**LISTED ENTRIES**
====================

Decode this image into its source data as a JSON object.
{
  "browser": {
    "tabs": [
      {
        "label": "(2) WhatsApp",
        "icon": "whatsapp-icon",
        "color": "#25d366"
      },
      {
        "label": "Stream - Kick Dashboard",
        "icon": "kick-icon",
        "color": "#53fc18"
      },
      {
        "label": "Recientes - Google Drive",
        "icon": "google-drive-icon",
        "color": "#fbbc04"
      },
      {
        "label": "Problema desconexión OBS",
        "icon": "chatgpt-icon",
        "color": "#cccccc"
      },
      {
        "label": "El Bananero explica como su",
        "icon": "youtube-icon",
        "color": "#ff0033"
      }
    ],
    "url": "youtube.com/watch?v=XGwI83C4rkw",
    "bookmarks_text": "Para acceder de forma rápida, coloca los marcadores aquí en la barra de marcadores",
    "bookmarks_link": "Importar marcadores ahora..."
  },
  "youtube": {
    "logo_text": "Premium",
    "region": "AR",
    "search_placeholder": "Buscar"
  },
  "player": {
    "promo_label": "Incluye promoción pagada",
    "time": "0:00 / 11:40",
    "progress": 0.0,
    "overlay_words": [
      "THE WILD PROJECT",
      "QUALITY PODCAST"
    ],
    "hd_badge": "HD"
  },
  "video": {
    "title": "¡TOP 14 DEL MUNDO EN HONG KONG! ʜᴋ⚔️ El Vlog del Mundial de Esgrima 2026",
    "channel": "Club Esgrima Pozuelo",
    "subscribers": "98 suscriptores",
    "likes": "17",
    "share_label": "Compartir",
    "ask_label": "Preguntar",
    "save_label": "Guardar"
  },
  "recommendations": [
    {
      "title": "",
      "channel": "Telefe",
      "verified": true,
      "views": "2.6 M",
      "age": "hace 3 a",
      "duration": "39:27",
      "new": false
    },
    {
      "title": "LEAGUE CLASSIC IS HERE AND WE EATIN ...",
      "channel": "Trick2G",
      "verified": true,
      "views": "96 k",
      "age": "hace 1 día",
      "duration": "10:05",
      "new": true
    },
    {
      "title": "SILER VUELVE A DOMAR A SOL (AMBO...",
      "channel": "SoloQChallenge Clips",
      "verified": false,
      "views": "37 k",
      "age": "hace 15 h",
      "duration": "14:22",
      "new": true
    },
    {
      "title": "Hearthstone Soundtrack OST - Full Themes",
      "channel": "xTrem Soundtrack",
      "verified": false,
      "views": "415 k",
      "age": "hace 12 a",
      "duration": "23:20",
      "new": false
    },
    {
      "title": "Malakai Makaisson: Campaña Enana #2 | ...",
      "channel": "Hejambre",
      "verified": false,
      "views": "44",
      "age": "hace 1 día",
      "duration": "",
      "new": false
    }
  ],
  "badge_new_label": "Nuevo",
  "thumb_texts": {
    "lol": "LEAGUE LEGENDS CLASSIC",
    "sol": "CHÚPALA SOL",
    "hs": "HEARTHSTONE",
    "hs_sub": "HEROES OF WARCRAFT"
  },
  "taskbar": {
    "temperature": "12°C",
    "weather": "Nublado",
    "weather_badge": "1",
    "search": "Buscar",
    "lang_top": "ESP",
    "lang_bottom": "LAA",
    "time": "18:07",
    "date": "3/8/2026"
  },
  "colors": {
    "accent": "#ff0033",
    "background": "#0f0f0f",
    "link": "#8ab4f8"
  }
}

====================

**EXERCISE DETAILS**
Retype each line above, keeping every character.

**PROBLEM SOLUTION**
Decode this image into its source data as a JSON object.
{
  "browser": {
    "tabs": [
      {
        "label": "(2) WhatsApp",
        "icon": "whatsapp-icon",
        "color": "#25d366"
      },
      {
        "label": "Stream - Kick Dashboard",
        "icon": "kick-icon",
        "color": "#53fc18"
      },
      {
        "label": "Recientes - Google Drive",
        "icon": "google-drive-icon",
        "color": "#fbbc04"
      },
      {
        "label": "Problema desconexión OBS",
        "icon": "chatgpt-icon",
        "color": "#cccccc"
      },
      {
        "label": "El Bananero explica como su",
        "icon": "youtube-icon",
        "color": "#ff0033"
      }
    ],
    "url": "youtube.com/watch?v=XGwI83C4rkw",
    "bookmarks_text": "Para acceder de forma rápida, coloca los marcadores aquí en la barra de marcadores",
    "bookmarks_link": "Importar marcadores ahora..."
  },
  "youtube": {
    "logo_text": "Premium",
    "region": "AR",
    "search_placeholder": "Buscar"
  },
  "player": {
    "promo_label": "Incluye promoción pagada",
    "time": "0:00 / 11:40",
    "progress": 0.0,
    "overlay_words": [
      "THE WILD PROJECT",
      "QUALITY PODCAST"
    ],
    "hd_badge": "HD"
  },
  "video": {
    "title": "¡TOP 14 DEL MUNDO EN HONG KONG! ʜᴋ⚔️ El Vlog del Mundial de Esgrima 2026",
    "channel": "Club Esgrima Pozuelo",
    "subscribers": "98 suscriptores",
    "likes": "17",
    "share_label": "Compartir",
    "ask_label": "Preguntar",
    "save_label": "Guardar"
  },
  "recommendations": [
    {
      "title": "",
      "channel": "Telefe",
      "verified": true,
      "views": "2.6 M",
      "age": "hace 3 a",
      "duration": "39:27",
      "new": false
    },
    {
      "title": "LEAGUE CLASSIC IS HERE AND WE EATIN ...",
      "channel": "Trick2G",
      "verified": true,
      "views": "96 k",
      "age": "hace 1 día",
      "duration": "10:05",
      "new": true
    },
    {
      "title": "SILER VUELVE A DOMAR A SOL (AMBO...",
      "channel": "SoloQChallenge Clips",
      "verified": false,
      "views": "37 k",
      "age": "hace 15 h",
      "duration": "14:22",
      "new": true
    },
    {
      "title": "Hearthstone Soundtrack OST - Full Themes",
      "channel": "xTrem Soundtrack",
      "verified": false,
      "views": "415 k",
      "age": "hace 12 a",
      "duration": "23:20",
      "new": false
    },
    {
      "title": "Malakai Makaisson: Campaña Enana #2 | ...",
      "channel": "Hejambre",
      "verified": false,
      "views": "44",
      "age": "hace 1 día",
      "duration": "",
      "new": false
    }
  ],
  "badge_new_label": "Nuevo",
  "thumb_texts": {
    "lol": "LEAGUE LEGENDS CLASSIC",
    "sol": "CHÚPALA SOL",
    "hs": "HEARTHSTONE",
    "hs_sub": "HEROES OF WARCRAFT"
  },
  "taskbar": {
    "temperature": "12°C",
    "weather": "Nublado",
    "weather_badge": "1",
    "search": "Buscar",
    "lang_top": "ESP",
    "lang_bottom": "LAA",
    "time": "18:07",
    "date": "3/8/2026"
  },
  "colors": {
    "accent": "#ff0033",
    "background": "#0f0f0f",
    "link": "#8ab4f8"
  }
}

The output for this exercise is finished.